While sometimes effective as anxiolytics and less likely to produce adverse effects than most older generation tricyclic antidepressants, some find that SSRI’s can cause or increase anxiety feelings, or experience any one or more of a wide range of unpleasant side effects including insomnia, weight gain, emotional numbing or sexual dysfunction.
Another class of non-benzodiazepine sleeping tablets, the so-called ‘Z-drugs’ such as zopiclone and zolpidem, have become popular in recent years, and while initially thought to be less habit-forming than benzodiazepines, they can also be very difficult to withdraw from after more than short-term use.
A large number of herbs have been traditionally used for nervous conditions and their anxiolytic effects, several of which have been shown in clinical trials to be beneficial as anxiety treatments. These include Chamomile, Skullcap, Passionflower, Valerian, Kava, Lemon balm and Withania. Despite the number of well-designed trials undertaken to date being relatively low, and results sometimes variable depending on the particular herbal product(s) and dosages used, results are encouraging and in all cases show a better safety profile than for comparable anxiolytic drugs.
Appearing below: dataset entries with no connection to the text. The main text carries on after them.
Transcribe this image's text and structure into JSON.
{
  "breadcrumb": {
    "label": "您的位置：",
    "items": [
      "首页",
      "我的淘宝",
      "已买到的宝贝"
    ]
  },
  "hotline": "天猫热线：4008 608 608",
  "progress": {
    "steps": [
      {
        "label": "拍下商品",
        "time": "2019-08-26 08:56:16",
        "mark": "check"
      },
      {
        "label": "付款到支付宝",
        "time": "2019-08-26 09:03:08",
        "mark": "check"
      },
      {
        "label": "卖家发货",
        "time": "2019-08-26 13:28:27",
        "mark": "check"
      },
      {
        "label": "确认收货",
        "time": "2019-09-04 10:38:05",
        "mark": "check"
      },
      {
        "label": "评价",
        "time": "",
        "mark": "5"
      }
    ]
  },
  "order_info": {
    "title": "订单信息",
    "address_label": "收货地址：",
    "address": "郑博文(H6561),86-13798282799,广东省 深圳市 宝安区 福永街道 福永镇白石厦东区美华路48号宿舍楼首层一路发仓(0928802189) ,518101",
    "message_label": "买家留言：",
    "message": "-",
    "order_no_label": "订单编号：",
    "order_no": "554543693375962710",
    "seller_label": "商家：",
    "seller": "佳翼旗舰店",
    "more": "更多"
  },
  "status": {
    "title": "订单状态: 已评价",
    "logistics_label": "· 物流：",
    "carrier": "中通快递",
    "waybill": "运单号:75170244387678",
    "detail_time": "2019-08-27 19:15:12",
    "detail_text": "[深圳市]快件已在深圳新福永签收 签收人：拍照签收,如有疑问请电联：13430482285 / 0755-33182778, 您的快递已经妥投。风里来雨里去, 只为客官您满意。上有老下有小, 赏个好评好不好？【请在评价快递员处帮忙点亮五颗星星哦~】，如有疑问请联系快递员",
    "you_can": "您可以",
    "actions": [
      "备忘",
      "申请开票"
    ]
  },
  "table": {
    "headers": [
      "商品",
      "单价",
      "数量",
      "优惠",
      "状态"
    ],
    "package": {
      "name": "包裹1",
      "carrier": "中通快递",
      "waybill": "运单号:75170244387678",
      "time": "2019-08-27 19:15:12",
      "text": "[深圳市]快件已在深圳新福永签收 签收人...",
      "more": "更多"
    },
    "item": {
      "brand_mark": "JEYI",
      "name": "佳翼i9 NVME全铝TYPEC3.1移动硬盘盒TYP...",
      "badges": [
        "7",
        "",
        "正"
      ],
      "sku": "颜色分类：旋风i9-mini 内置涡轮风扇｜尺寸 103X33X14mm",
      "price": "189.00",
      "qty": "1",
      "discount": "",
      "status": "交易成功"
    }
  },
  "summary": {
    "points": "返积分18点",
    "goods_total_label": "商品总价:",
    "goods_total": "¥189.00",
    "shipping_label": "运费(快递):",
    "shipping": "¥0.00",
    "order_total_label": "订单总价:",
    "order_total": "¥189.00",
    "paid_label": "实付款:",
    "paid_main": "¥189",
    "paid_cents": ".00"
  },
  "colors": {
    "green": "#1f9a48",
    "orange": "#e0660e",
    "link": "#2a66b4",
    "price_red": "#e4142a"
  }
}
Of these, Kava (Piper methysticum), is the most studied, and is a non-addictive anxiolytic with great potential to treat anxiety. Its effectiveness in treating anxiety has been affirmed through several clinical trials and meta-analysis(1-3). While case reports of liver toxicity associated with kava usage lead to its restriction in some countries at the end of last century, use of the wrong plant part as raw material, or use in combination with alcohol or various drugs, were likely contributory factors. Also the frequency of such adverse events reports was substantially less than that for paracetamol, a commonly used analgesic.
Aerial parts of the herb Passionflower (Passiflora incarnata), have also been taken for anxiety for many centuries, and in a trial involving 36 outpatients with generalized anxiety disorder, it was as effective as the benzodiazepine drug oxazepam, but unlike oxazepam caused no impairment of job performance(4).
Roots of the herb Withania (Withania somnifera, Ashwagandha), have a subtle but powerful nervous system and adrenal tonic action, which insulates the nervous system from stress, and enables the adrenal glands to be better prepared to respond appropriately to stressful stimuli. A large number of scientific papers now support its applications for stress-associated anxiety conditions, including several recent human clinical trials(5,6).
While further studies involving greater participant numbers and longer term treatment are needed to identify optimal dosages and phytochemical makeup of the treatments involved, the fact that most herbal anxiolytic agents are safe and have the same or only a slightly higher incidence of adverse effects to placebo, is clear. It is therefore logical that before reverting to drug medications, more likely to produce unwanted adverse effects and in some cases long term dependency, herbal anxiolytics should be tried, in anxiety conditions.
- Sarris J, Aust NZ J Psychiatry 2011; 45(1):27-35.
- Sarris J, J Clin Psychopharmacol 2013; 33(5):643-648.
- Savage K et al, Trials 2015; 16:493.
- Akhondzadeh S et al, J Clin Pharm Ther 2001; 26(5):363-367.
- Chandrasekhar K et al, Indian J Psychol Med 2012; 34(3):255-262.
- Pratte MA et al, J Altern Complement Med 2014; 20(12):901-908